| Exercise aim |
Search the listing for the string "General". Copy every line that has it.

| Dataset entries |
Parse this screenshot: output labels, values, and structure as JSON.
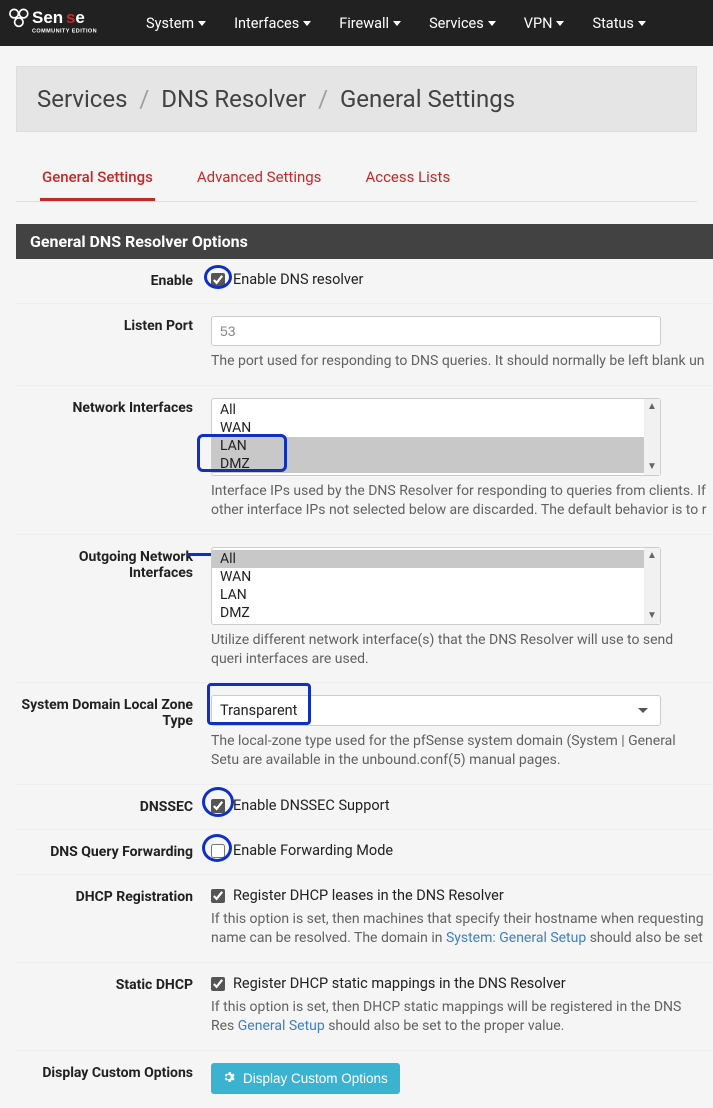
{
  "brand": {
    "name": "Sense",
    "edition": "COMMUNITY EDITION"
  },
  "nav": [
    {
      "label": "System"
    },
    {
      "label": "Interfaces"
    },
    {
      "label": "Firewall"
    },
    {
      "label": "Services"
    },
    {
      "label": "VPN"
    },
    {
      "label": "Status"
    }
  ],
  "breadcrumb": {
    "a": "Services",
    "b": "DNS Resolver",
    "c": "General Settings"
  },
  "tabs": [
    {
      "label": "General Settings",
      "active": true
    },
    {
      "label": "Advanced Settings",
      "active": false
    },
    {
      "label": "Access Lists",
      "active": false
    }
  ],
  "section_title": "General DNS Resolver Options",
  "fields": {
    "enable": {
      "label": "Enable",
      "text": "Enable DNS resolver",
      "checked": true
    },
    "listen_port": {
      "label": "Listen Port",
      "value": "53",
      "help": "The port used for responding to DNS queries. It should normally be left blank un"
    },
    "network_interfaces": {
      "label": "Network Interfaces",
      "options": [
        {
          "text": "All",
          "selected": false
        },
        {
          "text": "WAN",
          "selected": false
        },
        {
          "text": "LAN",
          "selected": true
        },
        {
          "text": "DMZ",
          "selected": true
        }
      ],
      "help": "Interface IPs used by the DNS Resolver for responding to queries from clients. If other interface IPs not selected below are discarded. The default behavior is to r"
    },
    "outgoing_interfaces": {
      "label": "Outgoing Network Interfaces",
      "options": [
        {
          "text": "All",
          "selected": true
        },
        {
          "text": "WAN",
          "selected": false
        },
        {
          "text": "LAN",
          "selected": false
        },
        {
          "text": "DMZ",
          "selected": false
        }
      ],
      "help": "Utilize different network interface(s) that the DNS Resolver will use to send queri interfaces are used."
    },
    "zone_type": {
      "label": "System Domain Local Zone Type",
      "value": "Transparent",
      "help_pre": "The local-zone type used for the pfSense system domain (System | General Setu are available in the unbound.conf(5) manual pages."
    },
    "dnssec": {
      "label": "DNSSEC",
      "text": "Enable DNSSEC Support",
      "checked": true
    },
    "forwarding": {
      "label": "DNS Query Forwarding",
      "text": "Enable Forwarding Mode",
      "checked": false
    },
    "dhcp_reg": {
      "label": "DHCP Registration",
      "text": "Register DHCP leases in the DNS Resolver",
      "checked": true,
      "help_a": "If this option is set, then machines that specify their hostname when requesting name can be resolved. The domain in ",
      "link": "System: General Setup",
      "help_b": " should also be set"
    },
    "static_dhcp": {
      "label": "Static DHCP",
      "text": "Register DHCP static mappings in the DNS Resolver",
      "checked": true,
      "help_a": "If this option is set, then DHCP static mappings will be registered in the DNS Res ",
      "link": "General Setup",
      "help_b": " should also be set to the proper value."
    },
    "custom": {
      "label": "Display Custom Options",
      "button": "Display Custom Options"
    }
  }
}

| Written response |
    "c": "General Settings"
      "label": "General Settings",
  "section_title": "General DNS Resolver Options",
      "help_pre": "The local-zone type used for the pfSense system domain (System | General Setu are available in the unbound.conf(5) manual pages."
      "link": "System: General Setup",
      "link": "General Setup",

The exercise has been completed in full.